Prices have not increased now for 2-3 years in all major markets, which means in real terms prices have already corrected by 25 percent – 30 percent depending on area. The prices are unlikely to fall further as there is revival of demand and also the fact that construction is becoming expensive (inflationary). There are also offers and schemes which are time bound. Excess inventory (especially ready to move) is coming down in most cities.
Developers with access to foreign capital and formal bank financing are likely to complete projects faster. In most resale localities, prices are already at a historical low and sellers may not sell unless there is major financial duress. The budget 2017 has capped interest rebate to a maximum of INR 2 lakhs for 2nd home buyers (“investors”) which also means there will be genuine consumers entering the market with real housing need who are unlikely to wait longer.
Lower interest rates
Home loan interest rates (at 8.3 percent p.a.) are currently at their lowest in several years.
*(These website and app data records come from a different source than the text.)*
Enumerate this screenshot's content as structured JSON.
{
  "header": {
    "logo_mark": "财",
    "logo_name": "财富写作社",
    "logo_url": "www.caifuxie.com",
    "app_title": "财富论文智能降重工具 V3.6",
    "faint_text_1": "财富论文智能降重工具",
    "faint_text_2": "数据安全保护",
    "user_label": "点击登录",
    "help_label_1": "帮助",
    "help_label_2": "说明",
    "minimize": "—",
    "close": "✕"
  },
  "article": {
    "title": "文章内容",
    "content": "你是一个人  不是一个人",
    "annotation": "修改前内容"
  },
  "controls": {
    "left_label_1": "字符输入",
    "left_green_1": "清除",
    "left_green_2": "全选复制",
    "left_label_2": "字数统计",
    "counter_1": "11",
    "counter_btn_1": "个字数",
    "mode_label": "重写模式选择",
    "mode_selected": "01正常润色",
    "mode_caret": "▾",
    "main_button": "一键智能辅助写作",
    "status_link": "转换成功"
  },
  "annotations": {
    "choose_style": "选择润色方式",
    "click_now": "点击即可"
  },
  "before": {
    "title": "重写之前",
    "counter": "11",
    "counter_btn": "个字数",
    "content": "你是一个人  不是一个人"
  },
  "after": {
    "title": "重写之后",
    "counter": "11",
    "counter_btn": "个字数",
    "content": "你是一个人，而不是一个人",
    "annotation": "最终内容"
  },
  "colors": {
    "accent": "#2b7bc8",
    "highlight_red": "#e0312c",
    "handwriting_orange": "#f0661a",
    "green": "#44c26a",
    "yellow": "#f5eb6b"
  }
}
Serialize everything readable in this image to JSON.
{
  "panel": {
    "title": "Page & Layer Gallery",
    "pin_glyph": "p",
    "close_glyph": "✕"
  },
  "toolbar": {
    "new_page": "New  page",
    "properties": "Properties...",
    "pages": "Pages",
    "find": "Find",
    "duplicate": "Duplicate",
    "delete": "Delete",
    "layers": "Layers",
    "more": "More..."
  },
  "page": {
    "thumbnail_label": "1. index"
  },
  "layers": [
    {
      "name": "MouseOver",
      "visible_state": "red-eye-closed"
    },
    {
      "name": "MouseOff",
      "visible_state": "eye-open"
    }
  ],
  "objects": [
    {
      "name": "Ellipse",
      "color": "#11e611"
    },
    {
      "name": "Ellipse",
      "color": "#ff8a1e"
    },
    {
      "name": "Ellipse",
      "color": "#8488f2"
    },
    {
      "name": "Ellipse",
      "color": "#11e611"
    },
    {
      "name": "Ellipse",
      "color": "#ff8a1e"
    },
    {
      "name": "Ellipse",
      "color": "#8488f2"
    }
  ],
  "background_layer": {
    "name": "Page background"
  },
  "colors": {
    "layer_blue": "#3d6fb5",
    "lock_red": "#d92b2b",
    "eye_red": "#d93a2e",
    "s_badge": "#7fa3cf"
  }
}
Banks and other lending agencies have reduced their rates on the back of surplus liquidity and lower cost of funds, prompted by demonetisation. Additionally, the interest subsidies announced by the government under Pradhan Mantri Awas Yojana (PMAY) have further slashed EMIs for the urban poor by around 40 percent, making home loans much more affordable.
RERA and consumer protection
The buyer-friendly provisions of RERA have the power to revolutionise the sector and has shifted power to the genuine buyers. With several states rushing to set up realty regulators, real estate consumers can expect the market to become disciplined and transparent, and developers to take accountability with respect to promised deadlines. Once RERA is in place, buyers can look forward to timely completion and possessions as well as faster redressal of grievances. Risks of construction delays are also minimized as there are stiff penalties, so buyers can have peace of mind while buying under-construction property. New launches are also expected to increase in 2017 and give more choices to buyers - especially in the under INR 50 lakhs bracket.
The Union Budget 2017-18’s biggest pro-investor policies announced were relaxing the capital gains tax structure and doing away with the existing Foreign Investment Promotion Board (FIPB) in favour of a new FDI policy. These measures would aid in enhancing the transparency in the sector and attracting greater investments. Better infrastructure especially in top 7 and the smart cities means more appreciation possibilities for real estate.
Disclaimer: The views expressed in the article above are those of the authors' and do not necessarily represent or reflect the views of this publishing house
Around The World